In our home, we're very open about the human anatomy. My kids know exactly where babies come from and we answer all of their questions honestly. I don't hide my period from my kids, either. Almost all women all across world get it almost every single month. So, I'm trying to teach my daughter, and my son for that matter, that it is a normal part of life for people with a uterus. They already witness my husband buying tampons because, well, it's 2019 and they're on the shopping list. So by ages 4 and 6, my kids learned what a period is because, like most mums, they followed me to the bathroom.
When the kids were babies and toddlers, peeing with an audience was inevitable. But the older my daughter got, I made the conscience effort not to kick her out if I was expecting a little blood. Around age 3, when I thought maybe she'd be able to understand menstruation a little better, I began educating her. I remember one afternoon when she looked at me with huge eyes once she saw I was bleeding. I simply told her, "Mommy's on her period. This happens once a month. Don't worry honey, I'm not in pain."
It was important to me to let my daughter know that even though she saw blood, getting your period doesn't hurt likes she's come to expect when blood appears. It's not the kind of "boo boo" that needs a doctor or a plaster. The older she got, the more I'd say either in response to an inquisitive look or a direct question. "One day, you'll get your period, too. It will simply mean that you're growing up!" I've said.
And I only plan to be more forthcoming as she matures. I'll answer any question she poses. Why not? I want to normalise periods, so my daughter isn't freaked out when hers starts. Hell, maybe she'll even feel empowered (if I'm doing it right). Having your period isn't all roses. But I'm going to be damn sure that my daughter feels zero weirdness about it. I'm sick and tired of sliding a tampon up my sleeve in a restaurant before going to the bathroom. I'm over the shame, which is why I hope that educating my daughter at a young age will decrease that negative stigma for her.

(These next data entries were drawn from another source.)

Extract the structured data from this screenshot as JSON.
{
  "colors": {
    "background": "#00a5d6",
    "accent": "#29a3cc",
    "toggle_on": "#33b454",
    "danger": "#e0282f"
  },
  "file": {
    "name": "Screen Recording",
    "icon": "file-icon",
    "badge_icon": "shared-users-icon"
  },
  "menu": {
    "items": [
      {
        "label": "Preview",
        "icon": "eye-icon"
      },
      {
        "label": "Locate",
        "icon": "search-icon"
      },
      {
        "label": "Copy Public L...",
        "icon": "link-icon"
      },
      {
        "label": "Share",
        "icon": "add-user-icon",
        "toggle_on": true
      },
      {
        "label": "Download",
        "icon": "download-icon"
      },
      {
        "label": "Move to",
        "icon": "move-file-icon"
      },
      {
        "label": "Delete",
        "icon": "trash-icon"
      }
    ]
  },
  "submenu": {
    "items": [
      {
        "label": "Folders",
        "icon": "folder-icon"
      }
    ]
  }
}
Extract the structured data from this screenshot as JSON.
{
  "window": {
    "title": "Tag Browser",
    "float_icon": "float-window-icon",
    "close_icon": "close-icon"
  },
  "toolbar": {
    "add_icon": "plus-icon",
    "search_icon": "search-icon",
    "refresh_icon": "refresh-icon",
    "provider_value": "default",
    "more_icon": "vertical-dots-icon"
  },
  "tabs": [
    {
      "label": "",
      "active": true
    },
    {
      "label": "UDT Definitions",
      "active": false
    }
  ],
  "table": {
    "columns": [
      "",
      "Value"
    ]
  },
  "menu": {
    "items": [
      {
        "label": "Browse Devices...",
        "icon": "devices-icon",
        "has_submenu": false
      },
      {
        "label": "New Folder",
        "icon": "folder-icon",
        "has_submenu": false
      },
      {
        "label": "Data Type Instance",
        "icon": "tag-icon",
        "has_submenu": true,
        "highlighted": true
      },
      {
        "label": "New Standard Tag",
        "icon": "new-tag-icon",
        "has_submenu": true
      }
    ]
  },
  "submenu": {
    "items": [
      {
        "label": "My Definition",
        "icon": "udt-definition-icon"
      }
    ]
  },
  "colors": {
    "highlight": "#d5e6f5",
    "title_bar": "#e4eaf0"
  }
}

Many may think that my daughter is too young to know what a period is, but this felt like the right decision for our family. Besides, if she's going to follow me to the bathroom, then she may as well understand what's going on. Hopefully, a little education will go a long way. And by the time she gets her period, it either won't be a big deal at all. Hopefully, she'll feel empowered that she's becoming a woman — a woman who will one day be ready to take on the world. And won't need to slide tampons up her sleeve, either.